Work to be completed: Output all entries precisely and leave out the pictures.

Data provided:
__________________________________________________
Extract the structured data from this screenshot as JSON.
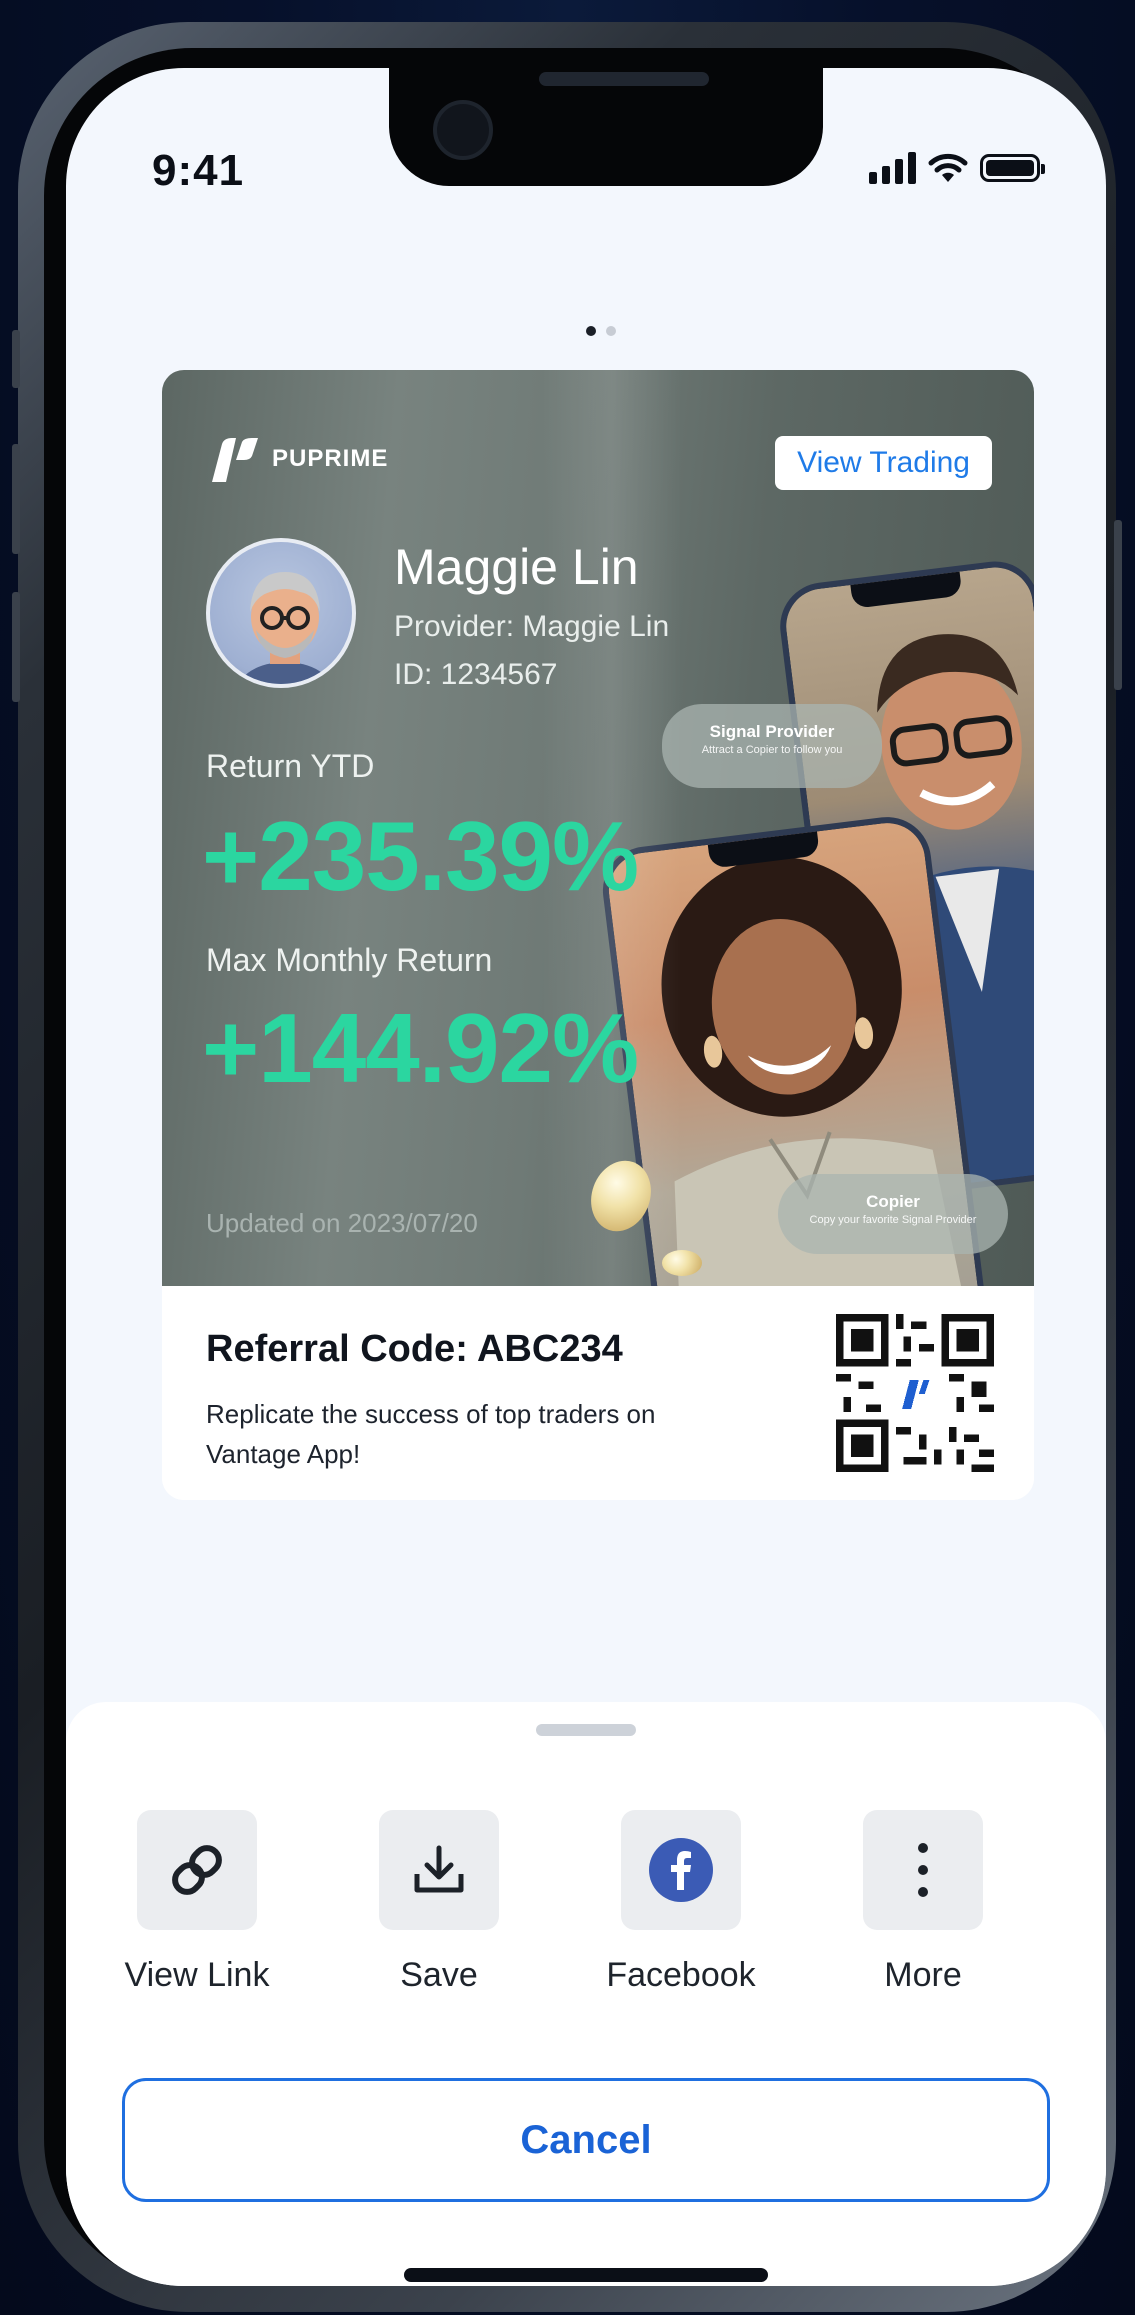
{
  "status_bar": {
    "time": "9:41"
  },
  "card": {
    "brand": "PUPRIME",
    "view_trading_label": "View Trading",
    "trader_name": "Maggie Lin",
    "provider_line": "Provider:  Maggie Lin",
    "id_line": "ID: 1234567",
    "return_label": "Return YTD",
    "return_value": "+235.39%",
    "max_label": "Max Monthly Return",
    "max_value": "+144.92%",
    "updated": "Updated on 2023/07/20",
    "signal_pill": {
      "title": "Signal Provider",
      "subtitle": "Attract a Copier to follow you"
    },
    "copier_pill": {
      "title": "Copier",
      "subtitle": "Copy your favorite Signal Provider"
    },
    "referral_title": "Referral Code: ABC234",
    "referral_desc": "Replicate the success of top traders on Vantage App!"
  },
  "share_sheet": {
    "items": [
      {
        "label": "View Link",
        "icon": "link-icon"
      },
      {
        "label": "Save",
        "icon": "download-icon"
      },
      {
        "label": "Facebook",
        "icon": "facebook-icon"
      },
      {
        "label": "More",
        "icon": "more-vertical-icon"
      }
    ],
    "cancel_label": "Cancel"
  },
  "colors": {
    "accent_blue": "#1f6fe0",
    "return_green": "#2bd6a0",
    "facebook_blue": "#3b5bb5"
  }
}
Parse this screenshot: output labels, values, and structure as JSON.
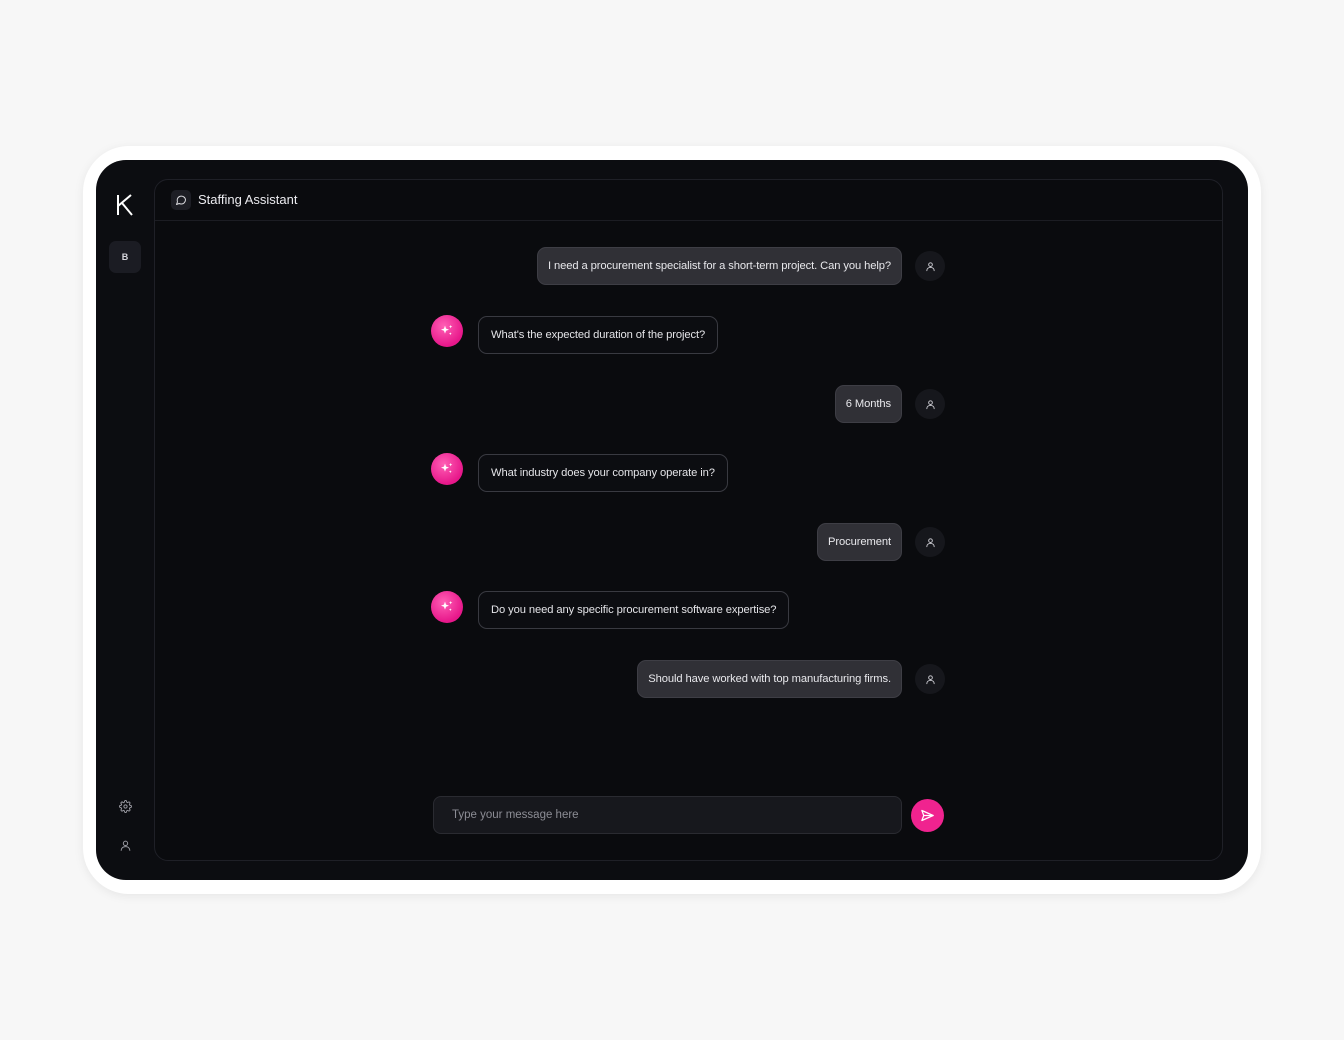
{
  "app": {
    "logo_letter": "K",
    "workspace_badge": "B",
    "title": "Staffing Assistant",
    "accent_color": "#f0238f"
  },
  "messages": [
    {
      "role": "user",
      "text": "I need a procurement specialist for a short-term project. Can you help?"
    },
    {
      "role": "bot",
      "text": "What's the expected duration of the project?"
    },
    {
      "role": "user",
      "text": "6 Months"
    },
    {
      "role": "bot",
      "text": "What industry does your company operate in?"
    },
    {
      "role": "user",
      "text": "Procurement"
    },
    {
      "role": "bot",
      "text": "Do you need any specific procurement software expertise?"
    },
    {
      "role": "user",
      "text": "Should have worked with top manufacturing firms."
    }
  ],
  "composer": {
    "placeholder": "Type your message here",
    "value": ""
  },
  "icons": {
    "header": "chat-bubble-icon",
    "bot_avatar": "sparkles-icon",
    "user_avatar": "user-icon",
    "settings": "gear-icon",
    "profile": "user-icon",
    "send": "send-icon"
  }
}
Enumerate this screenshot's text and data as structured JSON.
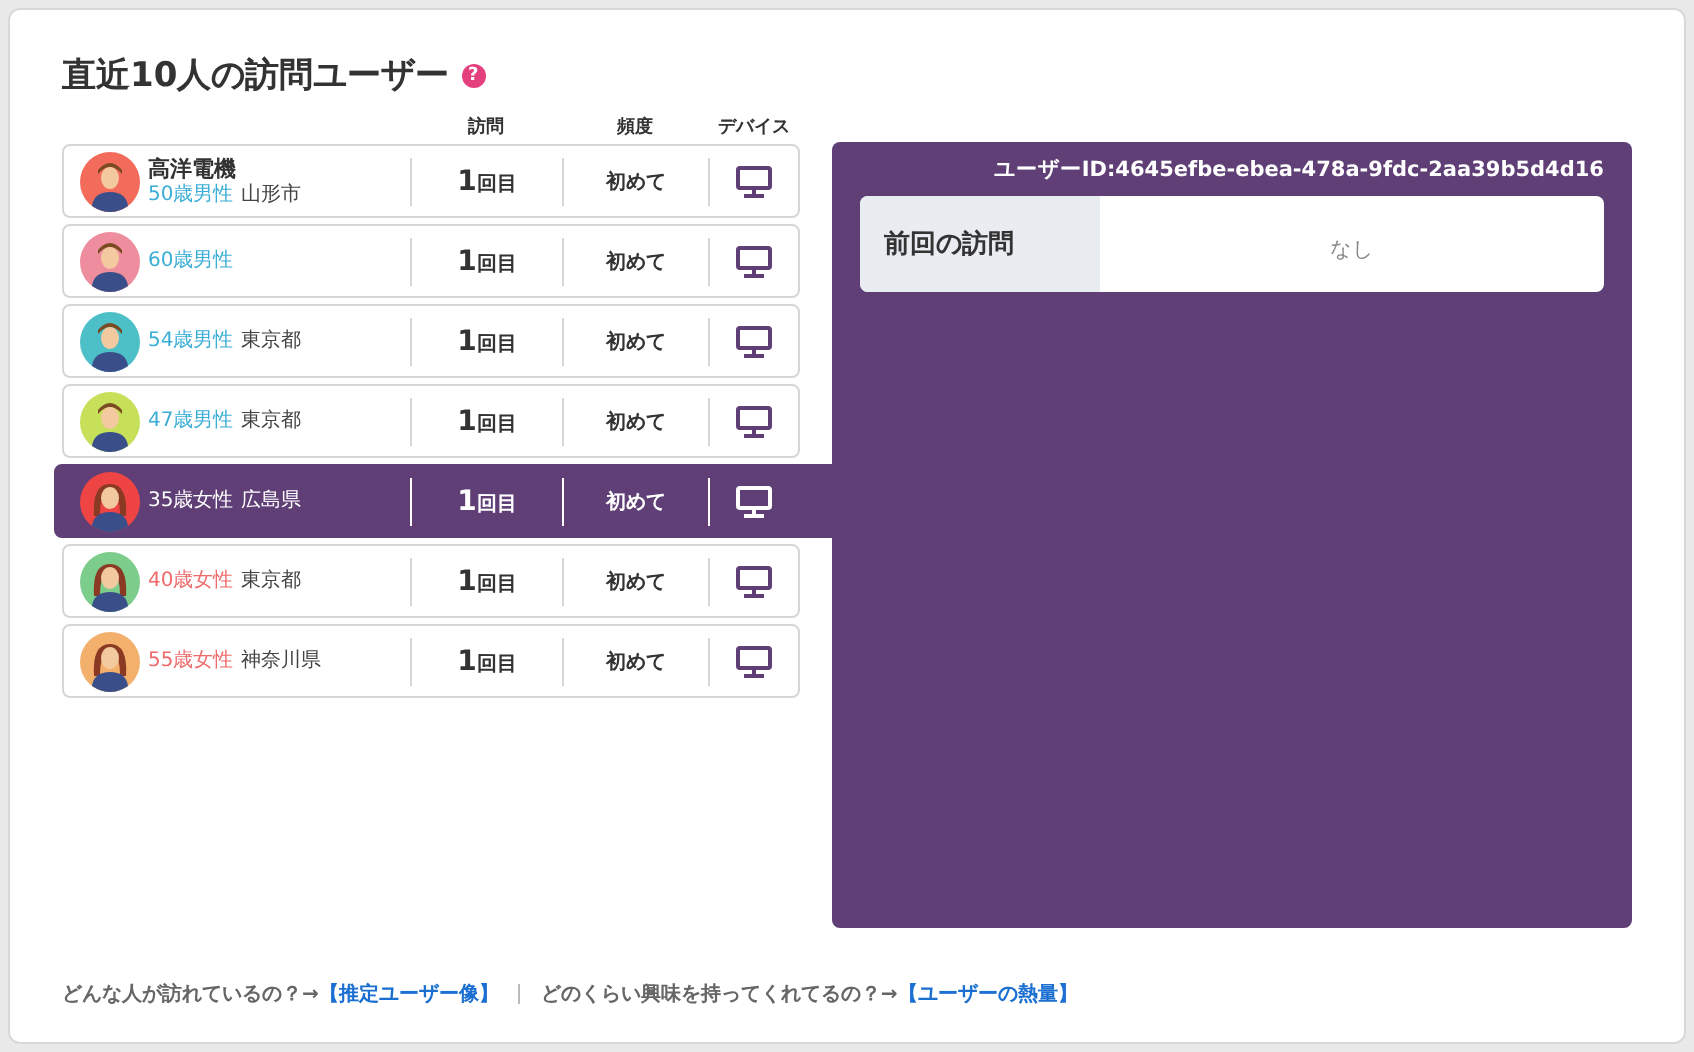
{
  "title": "直近10人の訪問ユーザー",
  "help": "?",
  "columns": [
    "訪問",
    "頻度",
    "デバイス"
  ],
  "visitors": [
    {
      "company": "高洋電機",
      "demographic": "50歳男性",
      "location": "山形市",
      "kind": "male",
      "color": "#f26b5b",
      "visits": "**1**回目",
      "frequency": "初めて",
      "selected": false
    },
    {
      "demographic": "60歳男性",
      "kind": "male",
      "color": "#ee8d9d",
      "visits": "**1**回目",
      "frequency": "初めて",
      "selected": false
    },
    {
      "demographic": "54歳男性",
      "location": "東京都",
      "kind": "male",
      "color": "#4dbfc6",
      "visits": "**1**回目",
      "frequency": "初めて",
      "selected": false
    },
    {
      "demographic": "47歳男性",
      "location": "東京都",
      "kind": "male",
      "color": "#c6e05a",
      "visits": "**1**回目",
      "frequency": "初めて",
      "selected": false
    },
    {
      "demographic": "35歳女性",
      "location": "広島県",
      "kind": "female",
      "color": "#ee4444",
      "visits": "**1**回目",
      "frequency": "初めて",
      "selected": true
    },
    {
      "demographic": "40歳女性",
      "location": "東京都",
      "kind": "female",
      "color": "#7ccc8c",
      "visits": "**1**回目",
      "frequency": "初めて",
      "selected": false
    },
    {
      "demographic": "55歳女性",
      "location": "神奈川県",
      "kind": "female",
      "color": "#f3b06c",
      "visits": "**1**回目",
      "frequency": "初めて",
      "selected": false
    }
  ],
  "detail": {
    "user_id": "ユーザーID:4645efbe-ebea-478a-9fdc-2aa39b5d4d16",
    "label": "前回の訪問",
    "value": "なし"
  },
  "footer": [
    {
      "text": "どんな人が訪れているの？→",
      "link": "【推定ユーザー像】"
    },
    {
      "text": "どのくらい興味を持ってくれてるの？→",
      "link": "【ユーザーの熱量】"
    }
  ]
}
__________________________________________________
Solution:
Extract the structured data from this screenshot as JSON.
{
  "status_bar": {
    "time": "9:41"
  },
  "card": {
    "brand": "PUPRIME",
    "view_trading_label": "View Trading",
    "trader_name": "Maggie Lin",
    "provider_line": "Provider:  Maggie Lin",
    "id_line": "ID: 1234567",
    "return_label": "Return YTD",
    "return_value": "+235.39%",
    "max_label": "Max Monthly Return",
    "max_value": "+144.92%",
    "updated": "Updated on 2023/07/20",
    "signal_pill": {
      "title": "Signal Provider",
      "subtitle": "Attract a Copier to follow you"
    },
    "copier_pill": {
      "title": "Copier",
      "subtitle": "Copy your favorite Signal Provider"
    },
    "referral_title": "Referral Code: ABC234",
    "referral_desc": "Replicate the success of top traders on Vantage App!"
  },
  "share_sheet": {
    "items": [
      {
        "label": "View Link",
        "icon": "link-icon"
      },
      {
        "label": "Save",
        "icon": "download-icon"
      },
      {
        "label": "Facebook",
        "icon": "facebook-icon"
      },
      {
        "label": "More",
        "icon": "more-vertical-icon"
      }
    ],
    "cancel_label": "Cancel"
  },
  "colors": {
    "accent_blue": "#1f6fe0",
    "return_green": "#2bd6a0",
    "facebook_blue": "#3b5bb5"
  }
}
Parse this screenshot: output labels, values, and structure as JSON.
{
  "app": {
    "logo_letter": "K",
    "workspace_badge": "B",
    "title": "Staffing Assistant",
    "accent_color": "#f0238f"
  },
  "messages": [
    {
      "role": "user",
      "text": "I need a procurement specialist for a short-term project. Can you help?"
    },
    {
      "role": "bot",
      "text": "What's the expected duration of the project?"
    },
    {
      "role": "user",
      "text": "6 Months"
    },
    {
      "role": "bot",
      "text": "What industry does your company operate in?"
    },
    {
      "role": "user",
      "text": "Procurement"
    },
    {
      "role": "bot",
      "text": "Do you need any specific procurement software expertise?"
    },
    {
      "role": "user",
      "text": "Should have worked with top manufacturing firms."
    }
  ],
  "composer": {
    "placeholder": "Type your message here",
    "value": ""
  },
  "icons": {
    "header": "chat-bubble-icon",
    "bot_avatar": "sparkles-icon",
    "user_avatar": "user-icon",
    "settings": "gear-icon",
    "profile": "user-icon",
    "send": "send-icon"
  }
}
Enumerate this screenshot's text and data as structured JSON.
{
  "title": "直近10人の訪問ユーザー",
  "help": "?",
  "columns": [
    "訪問",
    "頻度",
    "デバイス"
  ],
  "visitors": [
    {
      "company": "高洋電機",
      "demographic": "50歳男性",
      "location": "山形市",
      "kind": "male",
      "color": "#f26b5b",
      "visits": "**1**回目",
      "frequency": "初めて",
      "selected": false
    },
    {
      "demographic": "60歳男性",
      "kind": "male",
      "color": "#ee8d9d",
      "visits": "**1**回目",
      "frequency": "初めて",
      "selected": false
    },
    {
      "demographic": "54歳男性",
      "location": "東京都",
      "kind": "male",
      "color": "#4dbfc6",
      "visits": "**1**回目",
      "frequency": "初めて",
      "selected": false
    },
    {
      "demographic": "47歳男性",
      "location": "東京都",
      "kind": "male",
      "color": "#c6e05a",
      "visits": "**1**回目",
      "frequency": "初めて",
      "selected": false
    },
    {
      "demographic": "35歳女性",
      "location": "広島県",
      "kind": "female",
      "color": "#ee4444",
      "visits": "**1**回目",
      "frequency": "初めて",
      "selected": true
    },
    {
      "demographic": "40歳女性",
      "location": "東京都",
      "kind": "female",
      "color": "#7ccc8c",
      "visits": "**1**回目",
      "frequency": "初めて",
      "selected": false
    },
    {
      "demographic": "55歳女性",
      "location": "神奈川県",
      "kind": "female",
      "color": "#f3b06c",
      "visits": "**1**回目",
      "frequency": "初めて",
      "selected": false
    }
  ],
  "detail": {
    "user_id": "ユーザーID:4645efbe-ebea-478a-9fdc-2aa39b5d4d16",
    "label": "前回の訪問",
    "value": "なし"
  },
  "footer": [
    {
      "text": "どんな人が訪れているの？→",
      "link": "【推定ユーザー像】"
    },
    {
      "text": "どのくらい興味を持ってくれてるの？→",
      "link": "【ユーザーの熱量】"
    }
  ]
}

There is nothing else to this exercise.